Fig. 3-4 TWO WAYS OF PASSING A LIGATURE UNDER A VESSEL. A, using an aneurysm needle. This is a left-handed needle. B, a length of suture material held in a curved haemostat. C, another curved haemostat is being passed under the vessel to grasp the suture material. D, pulling the suture material under the vessel.
METHODS FOR ARTERIES TO TIE AN ARTERY use the following materials in this order of preference[md]linen thread, cotton thread, or monofilament. Don't use catgut for larger and more important vessels, it slips off too easily.
Grasp the bleeding artery with a haemostat. Either: (1) Tie it with one firm reef knot. (2) Tie it with a surgeon's knot (4.8) followed by two or three more throws. (3) Transfix it, tie it with a reef knot, then pass one ligature through it with a needle, and tie it with another reef knot. This is the method for critically important vessels, such as those of the renal pedicle.

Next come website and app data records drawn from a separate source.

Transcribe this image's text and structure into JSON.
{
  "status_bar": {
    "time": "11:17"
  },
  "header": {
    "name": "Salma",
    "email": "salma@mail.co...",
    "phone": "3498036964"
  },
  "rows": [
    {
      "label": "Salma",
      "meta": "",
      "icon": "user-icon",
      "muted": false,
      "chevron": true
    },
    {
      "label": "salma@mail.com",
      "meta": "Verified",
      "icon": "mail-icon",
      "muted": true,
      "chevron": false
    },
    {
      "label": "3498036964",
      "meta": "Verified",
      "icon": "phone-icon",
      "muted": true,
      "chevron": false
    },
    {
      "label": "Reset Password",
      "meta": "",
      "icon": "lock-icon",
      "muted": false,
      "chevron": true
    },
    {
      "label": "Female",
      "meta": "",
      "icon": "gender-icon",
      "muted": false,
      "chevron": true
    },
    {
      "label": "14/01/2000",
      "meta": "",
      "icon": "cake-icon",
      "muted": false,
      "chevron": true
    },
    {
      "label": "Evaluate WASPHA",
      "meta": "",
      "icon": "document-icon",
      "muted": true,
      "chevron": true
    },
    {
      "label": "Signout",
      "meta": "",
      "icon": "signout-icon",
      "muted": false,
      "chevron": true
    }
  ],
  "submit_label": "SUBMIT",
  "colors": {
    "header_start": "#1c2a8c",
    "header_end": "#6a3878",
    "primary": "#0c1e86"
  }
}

For even more security, tie it proximal to a branch, and then cut it distal to this.
If it is a critically important vessel, ask yourself[md]''Is what I have done enough?'' If it is not, do it again. Put a second tie in a separate groove.
If there is a long length of vessel distal to your tie, shorten it, so as not to leave too much dead tissue in the wound, but don't shorten it too much!
If other methods of controlling severe arterial bleeding have failed, you may, very occasionally, have to expose and tie a major vessel, such as the external carotid artery or the subclavian, as described in the methods which follow. Use linen, silk, or cotton thread, and don't divide it after you have tied it.
TO CONTROL BLEEDING FROM A LARGE PEDICLE, such as that of the spleen or uterus, don't try to use a single ligature. Control of the vessels will be safer if you take one or more bites of the pedicle and tie them separately.
TO CONTROL A DIFFICULT BLEEDING ARTERY, try to get into the correct tissue plane. First find the artery by feeling for pulsation. Push the points of a fine haemostat into the connective tissue around it and separate them to open up a plane as in B, Fig. 3-3. Gradually develop this plane until you can see the artery you are looking for. In this way you will avoid tying some important nerve in the ligature.
TO GET A LIGATURE ROUND AN ARTERY, either use an aneurysm needle, or pass a curved haemostat under it, and ask your assistant to pass into your other hand a curved haemostat with a ligature ''bowstrung' across it, as in Fig. 3-4. This is useful in ''deep' surgery.
Fig. 3-5 TYING THE RIGHT EXTERNAL CAROTID ARTERY. One of the vessels you may very occasionally have to tie is the external carotid artery after a severe maxillofacial injury. Adapted from ''Farquharson's Textbook of Operative Surgery', edited by RF Rintoul. Churchill Livingstone, with kind permission.